Elastic, a software start-up in Amsterdam, was rapidly building its business and had grown to 100 employees. Then Amazon came along.
In October 2015, Amazon’s cloud computing arm announced it was copying Elastic’s free software tool, which people use to search and analyze data, and would sell it as a paid service. Amazon went ahead even though Elastic’s product, called ElasticSearch, was already available on Amazon.
Within a year, Amazon was generating more money from what Elastic had built than the start-up, by making it easy for people to use the tool with its other offerings. So Elastic added premium features last year and limited what companies like Amazon could do with them. Amazon duplicated many of those features anyway and provided them free.
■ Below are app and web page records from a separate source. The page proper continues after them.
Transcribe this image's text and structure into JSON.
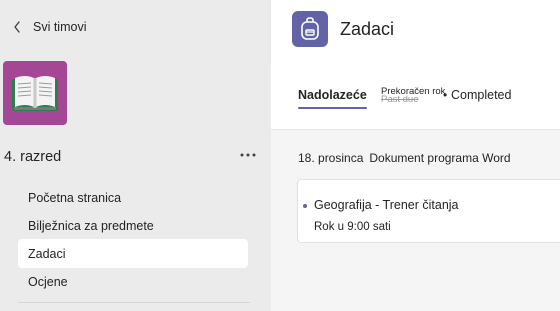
{
  "sidebar": {
    "back_label": "Svi timovi",
    "team_name": "4. razred",
    "nav_items": [
      {
        "label": "Početna stranica",
        "active": false
      },
      {
        "label": "Bilježnica za predmete",
        "active": false
      },
      {
        "label": "Zadaci",
        "active": true
      },
      {
        "label": "Ocjene",
        "active": false
      }
    ]
  },
  "header": {
    "title": "Zadaci",
    "icon": "backpack-icon"
  },
  "tabs": {
    "upcoming": "Nadolazeće",
    "overdue_small": "Prekoračen rok",
    "overdue_strike": "Past due",
    "separator": "•",
    "completed": "Completed"
  },
  "section": {
    "date": "18. prosinca",
    "doc": "Dokument programa Word"
  },
  "assignment": {
    "title": "Geografija - Trener čitanja",
    "due": "Rok u 9:00 sati"
  },
  "colors": {
    "accent": "#6264a7",
    "team_avatar": "#a44896",
    "sidebar_bg": "#ebebeb"
  }
}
In September, Elastic fired back. It sued Amazon in federal court in California for violating its trademark because Amazon had called its product by the exact same name: ElasticSearch. Amazon “misleads consumers,” the start-up said in its complaint. Amazon denied it had done anything wrong. The case is pending.
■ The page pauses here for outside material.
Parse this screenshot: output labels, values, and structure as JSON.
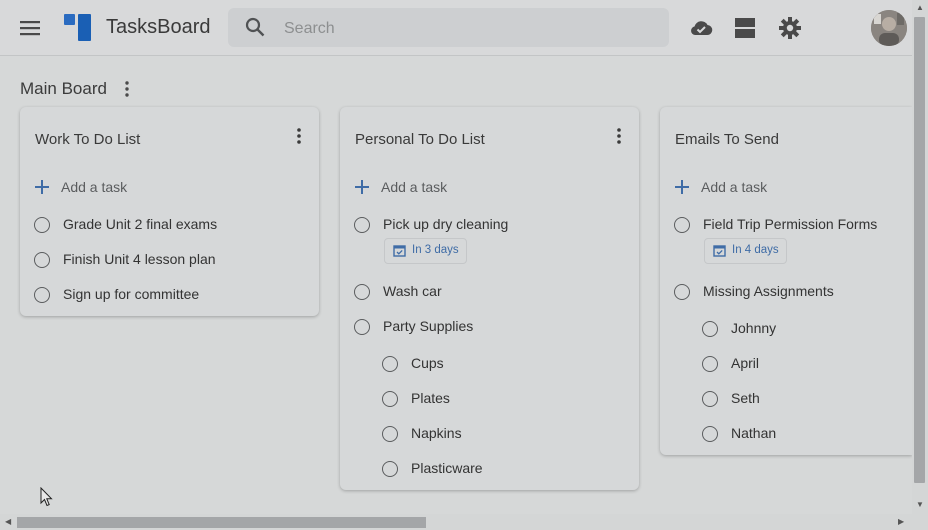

Not since the mid-1990s, when Microsoft dominated the personal computer industry with Windows, has a technology platform instilled such fear in competitors as Amazon is now doing with its cloud computing arm. Its feud with Elastic illustrates how it brandishes power in that technical world.